Why do the haters of “socialism” find a political system that helps those in need survive, and maybe thrive, to be so despicable?
Continue reading The Truth about Socialism in America
The Least Among Us: Waging the Battle for the Vulnerable by Congresswoman Rosa L. DeLauro (2017)
This congresswoman really impressed me when I was watching some of the C-SPAN coverage of her passionate commentary in favor of progressive values and in support of social justice. I had hoped for better, gripping, passionate writing in her book but was disappointed.
It reads more like a memoir that I expected. I thought it was going to cover substantial policy discussions “in the weeds” as has become the commonly used gag-reflexing golf analogy. The presumably editorial direction to have chapters arranged by mostly repetitive use of “In Defense of” is tiresome at best.
Chapters like “In defense of children, of women, of the hungry, and so on, are presented recounting some of the legislative action and negotiating at the time, such as in 2008. Well, that was nearly a decade ago and I am not sure anything relevant can be pulled out of journal notes or other contemporaneous documents. I think her voice and her passion is important to hear. Perhaps she will write another, organized around policy issues, using her details of what actually happened in service of the bigger picture.
Continue reading Social Justice means support for “The Least Among Us” by Rosa L. DeLauro
This is a continuation of a really long post posted recently.
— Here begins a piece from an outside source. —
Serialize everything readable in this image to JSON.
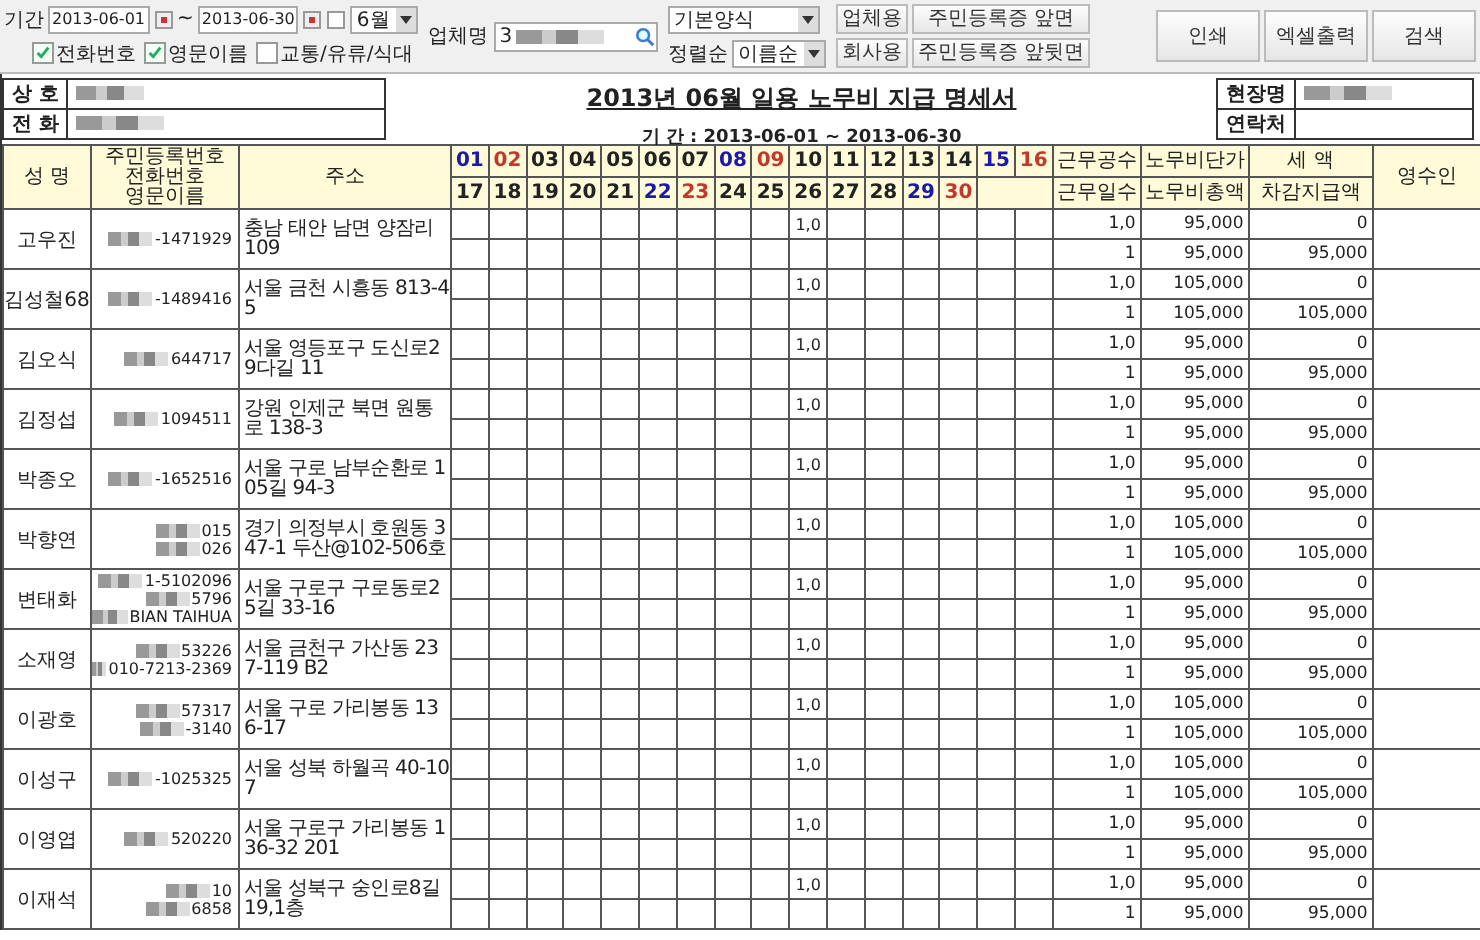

I have to take the book back to the library but can’t resist sharing some more of the book before tomorrow.
Chapter 4 is titled “You get what you deserve” and encapsulates various justifications for inequality.
He starts with some stats on property and the fact that minimum wage is “below the poverty line for a family of two, let alone a family of four.” It would seem obvious, with companies making massive profits — or even small net profits — that the owner class could afford to pay more than minimum wage. Because like Chris Rock said, the fact that we have to have a minimum wage law at all means employers wouldn’t pay you at all if they could. And by gosh, they are coming after every labor law that ever was passed including or maybe especially minimum wage.
Through the “science” of economism, however, conservatives can “prove” that increasing wages will not reduce poverty, but will increase unemployment. The argument starts out flawed because employees have NO POWER TO SET WAGES unless they are in a union. Even then, employees must be willing to go on strike and try to cost an exploitive employer so much in lost profit that they will agree to pay fair wages. Being on strike requires back up funds, courage, and risk. People who were the original strikers risked their lives and were killed by POLICE for daring to demand living wages. That’s how bad American employers don’t want to pay wages: they would rather kill people that make a nickel less for themselves.
Continue reading Economism part 2 of 2
Economism: Bad Economics and the Rise of Inequality by James Kwak (2017). Everyone would do well to read this book! Buy it if you like to read good material repeatedly to get the most out of it.
As is stated in the foreword, economics today has become an ideology.
Unfortunately, the ideology it pretends to objectively and neutrally assess ignores reality, supports the “dog eat dog” life experience as the only way the world can work, and basically asserts wealth as a sign of merit, God’s favor, and/or a deserved reward for hard work done ALL BY THEMSELVES with no help from anyone, least of all the government.
Continue reading Economism: Bad Economics and the Rise of Inequality by James Kwak (1 of 2)